== Segment start ==

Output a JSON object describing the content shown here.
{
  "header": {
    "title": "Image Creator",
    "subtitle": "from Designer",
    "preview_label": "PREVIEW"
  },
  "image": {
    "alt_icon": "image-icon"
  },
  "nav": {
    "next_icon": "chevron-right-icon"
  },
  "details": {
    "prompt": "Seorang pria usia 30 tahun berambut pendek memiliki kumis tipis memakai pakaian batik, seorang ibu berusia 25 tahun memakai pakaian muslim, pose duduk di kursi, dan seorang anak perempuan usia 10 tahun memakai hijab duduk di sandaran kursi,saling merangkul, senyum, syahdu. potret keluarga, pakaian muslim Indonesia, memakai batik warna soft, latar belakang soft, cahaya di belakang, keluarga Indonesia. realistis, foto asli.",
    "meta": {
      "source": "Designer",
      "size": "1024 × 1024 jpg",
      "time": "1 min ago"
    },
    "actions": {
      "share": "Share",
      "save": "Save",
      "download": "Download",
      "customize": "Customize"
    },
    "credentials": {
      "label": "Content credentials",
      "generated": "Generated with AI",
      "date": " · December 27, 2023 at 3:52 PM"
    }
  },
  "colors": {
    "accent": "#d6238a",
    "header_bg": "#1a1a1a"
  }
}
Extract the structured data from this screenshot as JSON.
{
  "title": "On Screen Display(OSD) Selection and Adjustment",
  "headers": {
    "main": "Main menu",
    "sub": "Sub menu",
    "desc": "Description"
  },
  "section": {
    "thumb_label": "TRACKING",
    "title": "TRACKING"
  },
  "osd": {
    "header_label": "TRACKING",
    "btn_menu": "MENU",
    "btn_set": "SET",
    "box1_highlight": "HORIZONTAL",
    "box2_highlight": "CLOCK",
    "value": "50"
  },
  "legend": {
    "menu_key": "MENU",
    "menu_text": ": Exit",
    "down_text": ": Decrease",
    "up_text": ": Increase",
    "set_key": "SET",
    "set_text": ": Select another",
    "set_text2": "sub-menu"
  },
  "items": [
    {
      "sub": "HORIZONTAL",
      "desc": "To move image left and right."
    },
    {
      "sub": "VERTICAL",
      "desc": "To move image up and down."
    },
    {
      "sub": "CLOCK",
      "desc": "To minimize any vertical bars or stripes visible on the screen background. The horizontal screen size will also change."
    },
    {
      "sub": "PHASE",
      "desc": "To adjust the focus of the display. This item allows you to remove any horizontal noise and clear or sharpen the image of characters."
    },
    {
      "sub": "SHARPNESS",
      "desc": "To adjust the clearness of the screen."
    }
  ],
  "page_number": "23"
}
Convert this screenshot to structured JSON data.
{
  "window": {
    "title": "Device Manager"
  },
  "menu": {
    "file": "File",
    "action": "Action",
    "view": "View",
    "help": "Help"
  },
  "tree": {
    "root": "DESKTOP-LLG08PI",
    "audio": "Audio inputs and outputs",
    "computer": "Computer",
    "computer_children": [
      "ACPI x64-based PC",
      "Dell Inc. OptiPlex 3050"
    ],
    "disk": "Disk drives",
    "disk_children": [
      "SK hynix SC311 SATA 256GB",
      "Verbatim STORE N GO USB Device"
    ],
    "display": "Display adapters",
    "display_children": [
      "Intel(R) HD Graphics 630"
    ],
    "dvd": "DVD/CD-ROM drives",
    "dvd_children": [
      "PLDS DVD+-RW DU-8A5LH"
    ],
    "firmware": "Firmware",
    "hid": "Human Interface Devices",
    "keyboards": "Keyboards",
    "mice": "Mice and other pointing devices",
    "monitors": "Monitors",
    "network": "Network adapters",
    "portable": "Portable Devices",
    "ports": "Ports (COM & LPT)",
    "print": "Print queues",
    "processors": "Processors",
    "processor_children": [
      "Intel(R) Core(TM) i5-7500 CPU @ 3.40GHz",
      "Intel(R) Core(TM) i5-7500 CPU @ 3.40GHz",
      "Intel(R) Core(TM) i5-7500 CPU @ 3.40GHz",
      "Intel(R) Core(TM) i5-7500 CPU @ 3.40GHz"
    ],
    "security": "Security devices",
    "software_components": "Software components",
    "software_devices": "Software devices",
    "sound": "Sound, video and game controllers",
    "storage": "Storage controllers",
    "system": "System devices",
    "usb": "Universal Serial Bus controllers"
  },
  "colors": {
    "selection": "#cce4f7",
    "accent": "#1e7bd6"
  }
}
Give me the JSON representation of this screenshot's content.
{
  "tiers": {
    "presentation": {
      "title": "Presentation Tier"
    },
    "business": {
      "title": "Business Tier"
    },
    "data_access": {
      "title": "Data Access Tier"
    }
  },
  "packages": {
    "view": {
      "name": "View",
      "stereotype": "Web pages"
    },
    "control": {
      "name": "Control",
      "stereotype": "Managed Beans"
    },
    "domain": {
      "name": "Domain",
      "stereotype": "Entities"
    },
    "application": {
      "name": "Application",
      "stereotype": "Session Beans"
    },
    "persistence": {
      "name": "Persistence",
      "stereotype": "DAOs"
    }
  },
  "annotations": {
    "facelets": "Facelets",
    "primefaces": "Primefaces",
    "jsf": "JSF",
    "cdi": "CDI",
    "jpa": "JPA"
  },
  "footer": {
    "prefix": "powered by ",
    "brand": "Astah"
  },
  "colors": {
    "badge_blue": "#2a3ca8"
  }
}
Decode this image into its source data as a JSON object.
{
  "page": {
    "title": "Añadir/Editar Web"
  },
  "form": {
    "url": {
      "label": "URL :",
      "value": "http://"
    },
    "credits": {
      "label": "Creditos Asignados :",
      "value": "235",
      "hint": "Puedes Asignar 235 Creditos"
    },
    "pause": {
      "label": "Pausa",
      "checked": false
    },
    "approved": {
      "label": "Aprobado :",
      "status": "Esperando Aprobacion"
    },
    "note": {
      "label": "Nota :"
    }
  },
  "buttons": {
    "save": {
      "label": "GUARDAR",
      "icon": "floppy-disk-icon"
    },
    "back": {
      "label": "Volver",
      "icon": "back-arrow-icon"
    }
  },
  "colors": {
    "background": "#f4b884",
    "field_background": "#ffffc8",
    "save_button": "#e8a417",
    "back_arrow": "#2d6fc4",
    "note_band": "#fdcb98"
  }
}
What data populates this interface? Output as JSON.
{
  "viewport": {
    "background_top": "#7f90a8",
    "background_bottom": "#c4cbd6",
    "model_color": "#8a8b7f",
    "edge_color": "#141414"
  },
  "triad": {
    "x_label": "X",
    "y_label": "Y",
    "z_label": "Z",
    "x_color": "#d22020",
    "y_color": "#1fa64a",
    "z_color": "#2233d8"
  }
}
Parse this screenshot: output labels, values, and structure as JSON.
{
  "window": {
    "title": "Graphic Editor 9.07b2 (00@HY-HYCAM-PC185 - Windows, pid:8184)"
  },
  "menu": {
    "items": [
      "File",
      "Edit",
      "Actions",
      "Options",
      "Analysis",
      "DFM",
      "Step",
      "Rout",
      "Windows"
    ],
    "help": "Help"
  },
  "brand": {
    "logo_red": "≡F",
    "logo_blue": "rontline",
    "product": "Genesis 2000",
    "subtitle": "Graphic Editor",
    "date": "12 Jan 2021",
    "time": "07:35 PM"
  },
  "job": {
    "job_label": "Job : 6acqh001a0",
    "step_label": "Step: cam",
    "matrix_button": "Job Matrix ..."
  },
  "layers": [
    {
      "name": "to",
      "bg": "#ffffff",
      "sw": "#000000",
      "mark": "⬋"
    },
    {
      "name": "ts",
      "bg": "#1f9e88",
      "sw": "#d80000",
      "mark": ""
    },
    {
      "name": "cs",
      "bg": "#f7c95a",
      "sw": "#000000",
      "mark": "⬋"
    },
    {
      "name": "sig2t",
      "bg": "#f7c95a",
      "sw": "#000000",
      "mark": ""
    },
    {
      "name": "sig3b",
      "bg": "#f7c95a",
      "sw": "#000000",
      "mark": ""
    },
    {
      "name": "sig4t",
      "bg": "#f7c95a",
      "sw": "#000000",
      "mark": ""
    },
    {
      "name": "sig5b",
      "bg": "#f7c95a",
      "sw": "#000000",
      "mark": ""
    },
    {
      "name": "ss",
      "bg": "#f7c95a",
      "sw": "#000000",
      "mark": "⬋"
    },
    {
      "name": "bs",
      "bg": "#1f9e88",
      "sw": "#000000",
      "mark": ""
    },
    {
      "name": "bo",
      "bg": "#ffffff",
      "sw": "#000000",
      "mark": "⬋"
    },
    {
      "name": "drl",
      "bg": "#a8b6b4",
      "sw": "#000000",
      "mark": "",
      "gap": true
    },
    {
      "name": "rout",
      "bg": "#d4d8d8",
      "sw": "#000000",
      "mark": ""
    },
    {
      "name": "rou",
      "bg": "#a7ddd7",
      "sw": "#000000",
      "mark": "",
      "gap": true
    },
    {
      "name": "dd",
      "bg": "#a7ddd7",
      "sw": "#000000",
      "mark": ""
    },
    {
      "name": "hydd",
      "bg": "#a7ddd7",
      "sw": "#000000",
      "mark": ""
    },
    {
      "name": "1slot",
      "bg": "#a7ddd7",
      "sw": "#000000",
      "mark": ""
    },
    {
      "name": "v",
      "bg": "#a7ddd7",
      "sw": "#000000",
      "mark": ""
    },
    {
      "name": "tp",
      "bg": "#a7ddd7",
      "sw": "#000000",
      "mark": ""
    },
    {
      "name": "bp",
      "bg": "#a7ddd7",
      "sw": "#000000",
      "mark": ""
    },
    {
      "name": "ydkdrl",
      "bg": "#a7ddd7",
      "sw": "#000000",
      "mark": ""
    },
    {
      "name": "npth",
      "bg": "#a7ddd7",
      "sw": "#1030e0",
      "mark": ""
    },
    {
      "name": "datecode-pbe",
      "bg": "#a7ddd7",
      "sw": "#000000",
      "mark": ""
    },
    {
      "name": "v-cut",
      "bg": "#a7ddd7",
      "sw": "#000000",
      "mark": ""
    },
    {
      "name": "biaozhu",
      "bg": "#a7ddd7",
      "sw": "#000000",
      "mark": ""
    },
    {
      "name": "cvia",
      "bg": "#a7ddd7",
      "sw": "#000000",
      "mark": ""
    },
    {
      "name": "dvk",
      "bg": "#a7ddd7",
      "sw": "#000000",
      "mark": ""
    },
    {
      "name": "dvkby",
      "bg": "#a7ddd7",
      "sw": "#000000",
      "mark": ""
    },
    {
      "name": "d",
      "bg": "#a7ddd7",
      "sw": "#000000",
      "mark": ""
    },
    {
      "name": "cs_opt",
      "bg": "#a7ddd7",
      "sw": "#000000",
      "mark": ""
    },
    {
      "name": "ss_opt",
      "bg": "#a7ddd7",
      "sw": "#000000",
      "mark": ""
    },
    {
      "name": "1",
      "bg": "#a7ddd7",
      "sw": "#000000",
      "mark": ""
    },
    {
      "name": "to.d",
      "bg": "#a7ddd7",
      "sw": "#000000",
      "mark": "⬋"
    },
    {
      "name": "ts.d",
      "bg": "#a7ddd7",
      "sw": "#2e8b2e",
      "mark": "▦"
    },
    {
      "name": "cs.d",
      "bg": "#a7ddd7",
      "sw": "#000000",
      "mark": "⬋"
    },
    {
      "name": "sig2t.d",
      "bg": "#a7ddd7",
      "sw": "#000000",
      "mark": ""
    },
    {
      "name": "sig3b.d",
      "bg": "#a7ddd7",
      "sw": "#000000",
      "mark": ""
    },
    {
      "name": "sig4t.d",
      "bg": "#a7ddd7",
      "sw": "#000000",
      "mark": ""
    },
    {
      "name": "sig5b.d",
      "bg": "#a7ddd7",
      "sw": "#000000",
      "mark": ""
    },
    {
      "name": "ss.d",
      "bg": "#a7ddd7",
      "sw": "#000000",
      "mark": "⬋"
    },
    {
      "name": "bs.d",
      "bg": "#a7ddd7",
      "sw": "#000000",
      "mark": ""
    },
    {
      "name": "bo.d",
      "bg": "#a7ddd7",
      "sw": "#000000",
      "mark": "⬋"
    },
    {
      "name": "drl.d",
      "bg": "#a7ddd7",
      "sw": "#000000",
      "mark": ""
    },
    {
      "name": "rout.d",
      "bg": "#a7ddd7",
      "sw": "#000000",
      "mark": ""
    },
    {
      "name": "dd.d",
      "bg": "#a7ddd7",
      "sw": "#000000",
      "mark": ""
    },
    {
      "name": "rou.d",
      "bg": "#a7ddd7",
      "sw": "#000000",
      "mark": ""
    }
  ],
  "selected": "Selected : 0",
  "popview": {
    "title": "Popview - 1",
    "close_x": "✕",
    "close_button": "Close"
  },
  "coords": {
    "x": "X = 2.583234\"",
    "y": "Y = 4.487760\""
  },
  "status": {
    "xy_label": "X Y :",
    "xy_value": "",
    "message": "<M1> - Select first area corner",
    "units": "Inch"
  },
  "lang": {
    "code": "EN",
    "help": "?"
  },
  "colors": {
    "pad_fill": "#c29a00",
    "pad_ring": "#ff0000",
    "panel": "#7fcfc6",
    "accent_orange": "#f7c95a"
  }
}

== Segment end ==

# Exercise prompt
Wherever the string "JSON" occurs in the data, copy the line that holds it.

# Problem solution
Output a JSON object describing the content shown here.
Extract the structured data from this screenshot as JSON.
Convert this screenshot to structured JSON data.
Give me the JSON representation of this screenshot's content.
Decode this image into its source data as a JSON object.
What data populates this interface? Output as JSON.
Parse this screenshot: output labels, values, and structure as JSON.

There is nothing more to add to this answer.